At Fresno Unified, teachers implement the game from grades one through eight, with a focus on competitive esports in grades three through eight, demonstrating Minecraft Education’s versatility across different age groups.

Minecraft Education’s esports resources further enrich this experience, offering predesigned environments, known as Make & Model worlds, tailored for competitive play. These worlds facilitate “build battles”; Mavrogeorge says these prebuilt worlds make it exceptionally easy to organize students into teams for practice, learning or competition.

Another advantage of the game for esports is its accessibility. Unlike many esports games that require high-end gaming devices, Minecraft Education is available on all major operating systems: Windows, macOS, iOS and Android (including Android-enabled Chromebooks). This inclusivity ensures that all students can participate, regardless of the technology available to them.

Minecraft Education's multiplayer mode enhances the esports experience by allowing teams to collaborate and compete in a secure environment. The specially designed esports worlds support simultaneous building activities.

DIVE DEEPER: These 5 hidden building blocks make successful scholastic esports programs.

How to Get Started with Minecraft Education

Embarking on the Minecraft Education journey in your district begins with a few steps to ensure everything is set up for success.

Licensing and setup: Make sure to address the licensing requirements for Minecraft Education. Districts with an existing Microsoft licensing agreement may already have access to Minecraft Education licenses for teachers and students, typically included in A3 level plans and above. If your district isn't covered under such an agreement, individual licenses are available. For detailed information on licensing, visit the Minecraft Education website and reach out to your district’s Microsoft representative.

Installation: Download and install Minecraft Education on the devices you plan to use. To enable multiplayer mode, it’s crucial that all devices run the most current version of the game.

Other considerations: Touch-screen devices don’t need additional equipment. However, if your students will be using devices with keyboard and mouse inputs, providing external mice or game controllers can make building in Minecraft easier.


The number of Minecraft copies sold worldwide, surpassed only by the bestselling video game of all time, Tetris

Source:, “Minecraft Just Surpassed 300 Million Sales — Here’s The Only Video Game Still Beating It,” Oct. 16, 2023

Launching Your Minecraft Education Esports Program

Minecraft Education offers versatile entry points into esports, with various options for customizable gameplay.

Classroom build battles: Host competitions within classrooms, aligning builds to specific learning outcomes.

Districtwide competitions: Organize competitions between schools within your district. This is a great starting point for organized esports. “Fresno creates divisions within its own district, allowing schools to enter multiple teams with one coach,” Mavrogeorge says.

Interdistrict competitions: The next step could involve connecting with other districts and clubs for broader competitions.

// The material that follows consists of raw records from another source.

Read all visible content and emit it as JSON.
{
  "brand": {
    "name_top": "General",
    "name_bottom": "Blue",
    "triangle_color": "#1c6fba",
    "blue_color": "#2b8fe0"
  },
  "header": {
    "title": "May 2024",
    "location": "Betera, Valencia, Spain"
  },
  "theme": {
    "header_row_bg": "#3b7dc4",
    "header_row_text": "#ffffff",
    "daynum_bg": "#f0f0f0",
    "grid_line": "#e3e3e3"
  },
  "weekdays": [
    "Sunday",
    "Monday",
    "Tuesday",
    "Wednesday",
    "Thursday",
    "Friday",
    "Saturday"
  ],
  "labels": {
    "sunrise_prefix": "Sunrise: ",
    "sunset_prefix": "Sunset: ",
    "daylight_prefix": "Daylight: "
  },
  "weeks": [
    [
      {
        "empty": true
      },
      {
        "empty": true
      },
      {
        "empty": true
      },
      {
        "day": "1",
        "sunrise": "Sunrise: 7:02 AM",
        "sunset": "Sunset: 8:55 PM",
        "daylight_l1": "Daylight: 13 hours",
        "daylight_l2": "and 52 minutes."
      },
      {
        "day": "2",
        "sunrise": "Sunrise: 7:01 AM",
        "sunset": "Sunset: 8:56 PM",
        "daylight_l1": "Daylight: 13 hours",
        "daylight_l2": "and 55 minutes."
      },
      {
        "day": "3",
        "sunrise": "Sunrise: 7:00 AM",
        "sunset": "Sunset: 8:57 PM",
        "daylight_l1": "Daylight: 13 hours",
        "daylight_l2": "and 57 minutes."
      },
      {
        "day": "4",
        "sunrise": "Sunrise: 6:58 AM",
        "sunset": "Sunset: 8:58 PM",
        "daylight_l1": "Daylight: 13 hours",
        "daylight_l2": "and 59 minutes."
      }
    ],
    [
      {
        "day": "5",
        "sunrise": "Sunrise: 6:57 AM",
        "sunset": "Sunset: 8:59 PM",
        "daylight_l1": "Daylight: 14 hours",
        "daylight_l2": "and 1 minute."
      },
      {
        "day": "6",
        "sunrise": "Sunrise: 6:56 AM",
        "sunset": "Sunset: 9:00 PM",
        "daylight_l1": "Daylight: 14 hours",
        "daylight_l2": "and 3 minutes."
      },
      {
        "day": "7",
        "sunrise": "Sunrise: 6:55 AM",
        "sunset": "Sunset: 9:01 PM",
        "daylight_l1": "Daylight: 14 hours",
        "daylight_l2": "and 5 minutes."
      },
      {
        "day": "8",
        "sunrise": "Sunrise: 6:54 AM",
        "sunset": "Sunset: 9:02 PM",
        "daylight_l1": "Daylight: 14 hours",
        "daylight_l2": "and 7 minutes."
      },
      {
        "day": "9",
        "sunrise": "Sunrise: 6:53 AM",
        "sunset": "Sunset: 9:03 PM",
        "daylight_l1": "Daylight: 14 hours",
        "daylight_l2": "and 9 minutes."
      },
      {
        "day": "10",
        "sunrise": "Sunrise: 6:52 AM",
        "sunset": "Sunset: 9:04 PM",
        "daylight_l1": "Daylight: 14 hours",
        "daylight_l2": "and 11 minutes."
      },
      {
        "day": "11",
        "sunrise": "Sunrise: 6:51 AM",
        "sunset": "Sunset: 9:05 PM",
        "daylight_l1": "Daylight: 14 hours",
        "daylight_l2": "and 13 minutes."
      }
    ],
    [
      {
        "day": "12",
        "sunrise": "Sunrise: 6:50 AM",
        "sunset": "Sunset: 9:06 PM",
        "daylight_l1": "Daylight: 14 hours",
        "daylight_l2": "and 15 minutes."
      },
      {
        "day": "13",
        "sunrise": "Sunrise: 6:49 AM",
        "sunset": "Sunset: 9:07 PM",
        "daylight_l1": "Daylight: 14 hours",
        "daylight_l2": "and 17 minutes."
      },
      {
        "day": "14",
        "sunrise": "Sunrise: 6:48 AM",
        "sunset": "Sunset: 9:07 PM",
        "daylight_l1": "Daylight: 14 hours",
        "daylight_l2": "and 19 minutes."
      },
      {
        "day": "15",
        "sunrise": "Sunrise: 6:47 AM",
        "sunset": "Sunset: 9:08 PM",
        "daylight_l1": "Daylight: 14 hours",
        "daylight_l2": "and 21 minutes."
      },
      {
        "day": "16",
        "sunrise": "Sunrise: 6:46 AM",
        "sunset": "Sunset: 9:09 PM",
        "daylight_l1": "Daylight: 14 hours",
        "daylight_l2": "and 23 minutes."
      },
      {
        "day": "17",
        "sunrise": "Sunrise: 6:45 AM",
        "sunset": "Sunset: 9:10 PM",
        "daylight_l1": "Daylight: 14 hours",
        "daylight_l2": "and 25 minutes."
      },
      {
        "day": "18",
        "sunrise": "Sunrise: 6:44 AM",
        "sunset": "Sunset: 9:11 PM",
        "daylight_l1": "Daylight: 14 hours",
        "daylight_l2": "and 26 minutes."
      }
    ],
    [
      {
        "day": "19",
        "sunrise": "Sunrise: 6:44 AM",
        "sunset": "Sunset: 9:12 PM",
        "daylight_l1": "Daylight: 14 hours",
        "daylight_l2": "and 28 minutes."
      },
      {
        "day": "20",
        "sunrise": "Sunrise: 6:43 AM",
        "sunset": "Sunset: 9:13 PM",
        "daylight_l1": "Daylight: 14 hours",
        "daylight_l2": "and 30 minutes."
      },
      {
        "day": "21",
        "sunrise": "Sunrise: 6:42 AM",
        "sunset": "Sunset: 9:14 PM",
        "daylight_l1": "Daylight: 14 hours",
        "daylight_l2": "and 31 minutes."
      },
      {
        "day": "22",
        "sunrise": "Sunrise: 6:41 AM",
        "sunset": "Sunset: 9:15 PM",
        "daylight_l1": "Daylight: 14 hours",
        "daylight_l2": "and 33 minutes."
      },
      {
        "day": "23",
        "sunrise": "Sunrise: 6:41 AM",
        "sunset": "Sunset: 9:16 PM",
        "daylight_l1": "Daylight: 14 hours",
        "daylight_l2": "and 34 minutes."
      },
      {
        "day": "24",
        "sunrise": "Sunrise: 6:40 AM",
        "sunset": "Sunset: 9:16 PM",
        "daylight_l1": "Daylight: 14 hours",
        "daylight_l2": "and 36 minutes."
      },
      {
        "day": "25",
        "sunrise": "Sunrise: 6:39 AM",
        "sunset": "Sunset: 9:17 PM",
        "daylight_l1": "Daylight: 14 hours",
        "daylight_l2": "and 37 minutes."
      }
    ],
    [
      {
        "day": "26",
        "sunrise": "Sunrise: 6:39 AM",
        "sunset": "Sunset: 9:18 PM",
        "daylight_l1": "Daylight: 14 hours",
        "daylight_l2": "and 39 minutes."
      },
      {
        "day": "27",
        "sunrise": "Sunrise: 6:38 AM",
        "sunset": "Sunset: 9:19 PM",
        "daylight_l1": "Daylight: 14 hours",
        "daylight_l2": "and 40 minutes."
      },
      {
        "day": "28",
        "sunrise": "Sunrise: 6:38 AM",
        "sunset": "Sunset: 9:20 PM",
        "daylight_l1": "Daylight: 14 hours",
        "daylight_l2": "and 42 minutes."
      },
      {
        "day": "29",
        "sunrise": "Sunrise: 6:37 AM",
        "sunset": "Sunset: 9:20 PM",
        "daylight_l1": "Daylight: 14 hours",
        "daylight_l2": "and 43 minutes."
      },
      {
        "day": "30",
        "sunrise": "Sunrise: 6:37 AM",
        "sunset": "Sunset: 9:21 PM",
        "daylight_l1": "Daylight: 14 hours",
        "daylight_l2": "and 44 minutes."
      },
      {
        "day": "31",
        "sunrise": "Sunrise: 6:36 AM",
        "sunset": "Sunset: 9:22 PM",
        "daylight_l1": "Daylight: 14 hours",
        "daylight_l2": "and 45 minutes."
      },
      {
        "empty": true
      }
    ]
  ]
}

Organizations like NASEF can help facilitate these connections.  

“I strongly encourage teachers to join the Minecraft Education Ambassadors Community on Facebook,” Mavrogeorge says. “This will connect them with other educators from across the world who are within the same time zone. It is very easy to find other schools, nonprofit organizations and individual teachers who are eager to play competitive or club-based Minecraft Education esports.”

RECVISUAL/Getty Images

Learn from Your Peers

What can you glean about security from other IT pros? Check out new CDW research and insight from our experts.